---------- Stored data

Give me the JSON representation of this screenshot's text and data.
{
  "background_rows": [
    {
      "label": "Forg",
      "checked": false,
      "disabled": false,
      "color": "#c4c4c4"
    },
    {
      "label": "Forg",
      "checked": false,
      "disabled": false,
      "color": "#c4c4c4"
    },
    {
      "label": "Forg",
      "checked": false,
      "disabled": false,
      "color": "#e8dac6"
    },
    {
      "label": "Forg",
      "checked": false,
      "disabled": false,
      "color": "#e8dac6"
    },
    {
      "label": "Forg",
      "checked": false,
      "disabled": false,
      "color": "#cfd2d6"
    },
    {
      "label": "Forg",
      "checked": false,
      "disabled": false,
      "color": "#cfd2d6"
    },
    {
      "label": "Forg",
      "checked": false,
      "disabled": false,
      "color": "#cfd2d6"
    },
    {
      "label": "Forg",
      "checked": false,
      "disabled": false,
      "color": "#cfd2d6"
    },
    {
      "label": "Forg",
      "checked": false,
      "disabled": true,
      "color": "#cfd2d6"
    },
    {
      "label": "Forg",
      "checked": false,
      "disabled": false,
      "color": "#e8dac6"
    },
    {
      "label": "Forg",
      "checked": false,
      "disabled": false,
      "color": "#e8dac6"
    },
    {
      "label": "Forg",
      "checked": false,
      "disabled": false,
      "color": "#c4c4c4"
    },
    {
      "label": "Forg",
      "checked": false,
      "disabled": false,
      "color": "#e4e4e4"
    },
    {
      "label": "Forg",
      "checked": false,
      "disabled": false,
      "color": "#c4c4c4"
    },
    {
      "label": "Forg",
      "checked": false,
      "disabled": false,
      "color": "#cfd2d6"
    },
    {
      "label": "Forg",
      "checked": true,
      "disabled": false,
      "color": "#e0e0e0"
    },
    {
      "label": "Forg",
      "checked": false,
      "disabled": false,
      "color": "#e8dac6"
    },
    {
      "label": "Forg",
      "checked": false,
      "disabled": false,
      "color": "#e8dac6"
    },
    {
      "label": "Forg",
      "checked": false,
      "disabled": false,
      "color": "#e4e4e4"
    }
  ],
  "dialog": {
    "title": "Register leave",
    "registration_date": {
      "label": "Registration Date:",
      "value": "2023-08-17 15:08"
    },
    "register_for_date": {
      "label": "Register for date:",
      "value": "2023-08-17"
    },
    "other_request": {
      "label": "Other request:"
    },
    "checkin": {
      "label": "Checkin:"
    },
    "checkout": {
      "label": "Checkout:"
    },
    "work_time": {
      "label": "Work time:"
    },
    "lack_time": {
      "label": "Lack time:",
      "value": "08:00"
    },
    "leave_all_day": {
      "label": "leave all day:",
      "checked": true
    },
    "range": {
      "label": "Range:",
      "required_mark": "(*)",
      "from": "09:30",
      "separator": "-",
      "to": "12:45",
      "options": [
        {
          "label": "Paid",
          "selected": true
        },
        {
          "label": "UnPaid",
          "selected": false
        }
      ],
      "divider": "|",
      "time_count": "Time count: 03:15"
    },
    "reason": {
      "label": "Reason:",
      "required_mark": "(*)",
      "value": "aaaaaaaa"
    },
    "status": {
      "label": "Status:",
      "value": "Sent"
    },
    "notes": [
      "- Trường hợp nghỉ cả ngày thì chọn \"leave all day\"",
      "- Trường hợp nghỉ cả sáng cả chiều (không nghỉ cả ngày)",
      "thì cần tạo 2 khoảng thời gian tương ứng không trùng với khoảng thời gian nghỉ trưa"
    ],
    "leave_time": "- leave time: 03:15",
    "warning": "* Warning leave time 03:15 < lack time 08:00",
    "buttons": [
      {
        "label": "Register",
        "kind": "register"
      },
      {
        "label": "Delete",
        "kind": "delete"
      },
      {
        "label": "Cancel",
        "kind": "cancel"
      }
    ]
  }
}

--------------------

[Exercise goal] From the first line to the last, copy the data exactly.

[Output for this exercise]
Give me the JSON representation of this screenshot's text and data.
{
  "background_rows": [
    {
      "label": "Forg",
      "checked": false,
      "disabled": false,
      "color": "#c4c4c4"
    },
    {
      "label": "Forg",
      "checked": false,
      "disabled": false,
      "color": "#c4c4c4"
    },
    {
      "label": "Forg",
      "checked": false,
      "disabled": false,
      "color": "#e8dac6"
    },
    {
      "label": "Forg",
      "checked": false,
      "disabled": false,
      "color": "#e8dac6"
    },
    {
      "label": "Forg",
      "checked": false,
      "disabled": false,
      "color": "#cfd2d6"
    },
    {
      "label": "Forg",
      "checked": false,
      "disabled": false,
      "color": "#cfd2d6"
    },
    {
      "label": "Forg",
      "checked": false,
      "disabled": false,
      "color": "#cfd2d6"
    },
    {
      "label": "Forg",
      "checked": false,
      "disabled": false,
      "color": "#cfd2d6"
    },
    {
      "label": "Forg",
      "checked": false,
      "disabled": true,
      "color": "#cfd2d6"
    },
    {
      "label": "Forg",
      "checked": false,
      "disabled": false,
      "color": "#e8dac6"
    },
    {
      "label": "Forg",
      "checked": false,
      "disabled": false,
      "color": "#e8dac6"
    },
    {
      "label": "Forg",
      "checked": false,
      "disabled": false,
      "color": "#c4c4c4"
    },
    {
      "label": "Forg",
      "checked": false,
      "disabled": false,
      "color": "#e4e4e4"
    },
    {
      "label": "Forg",
      "checked": false,
      "disabled": false,
      "color": "#c4c4c4"
    },
    {
      "label": "Forg",
      "checked": false,
      "disabled": false,
      "color": "#cfd2d6"
    },
    {
      "label": "Forg",
      "checked": true,
      "disabled": false,
      "color": "#e0e0e0"
    },
    {
      "label": "Forg",
      "checked": false,
      "disabled": false,
      "color": "#e8dac6"
    },
    {
      "label": "Forg",
      "checked": false,
      "disabled": false,
      "color": "#e8dac6"
    },
    {
      "label": "Forg",
      "checked": false,
      "disabled": false,
      "color": "#e4e4e4"
    }
  ],
  "dialog": {
    "title": "Register leave",
    "registration_date": {
      "label": "Registration Date:",
      "value": "2023-08-17 15:08"
    },
    "register_for_date": {
      "label": "Register for date:",
      "value": "2023-08-17"
    },
    "other_request": {
      "label": "Other request:"
    },
    "checkin": {
      "label": "Checkin:"
    },
    "checkout": {
      "label": "Checkout:"
    },
    "work_time": {
      "label": "Work time:"
    },
    "lack_time": {
      "label": "Lack time:",
      "value": "08:00"
    },
    "leave_all_day": {
      "label": "leave all day:",
      "checked": true
    },
    "range": {
      "label": "Range:",
      "required_mark": "(*)",
      "from": "09:30",
      "separator": "-",
      "to": "12:45",
      "options": [
        {
          "label": "Paid",
          "selected": true
        },
        {
          "label": "UnPaid",
          "selected": false
        }
      ],
      "divider": "|",
      "time_count": "Time count: 03:15"
    },
    "reason": {
      "label": "Reason:",
      "required_mark": "(*)",
      "value": "aaaaaaaa"
    },
    "status": {
      "label": "Status:",
      "value": "Sent"
    },
    "notes": [
      "- Trường hợp nghỉ cả ngày thì chọn \"leave all day\"",
      "- Trường hợp nghỉ cả sáng cả chiều (không nghỉ cả ngày)",
      "thì cần tạo 2 khoảng thời gian tương ứng không trùng với khoảng thời gian nghỉ trưa"
    ],
    "leave_time": "- leave time: 03:15",
    "warning": "* Warning leave time 03:15 < lack time 08:00",
    "buttons": [
      {
        "label": "Register",
        "kind": "register"
      },
      {
        "label": "Delete",
        "kind": "delete"
      },
      {
        "label": "Cancel",
        "kind": "cancel"
      }
    ]
  }
}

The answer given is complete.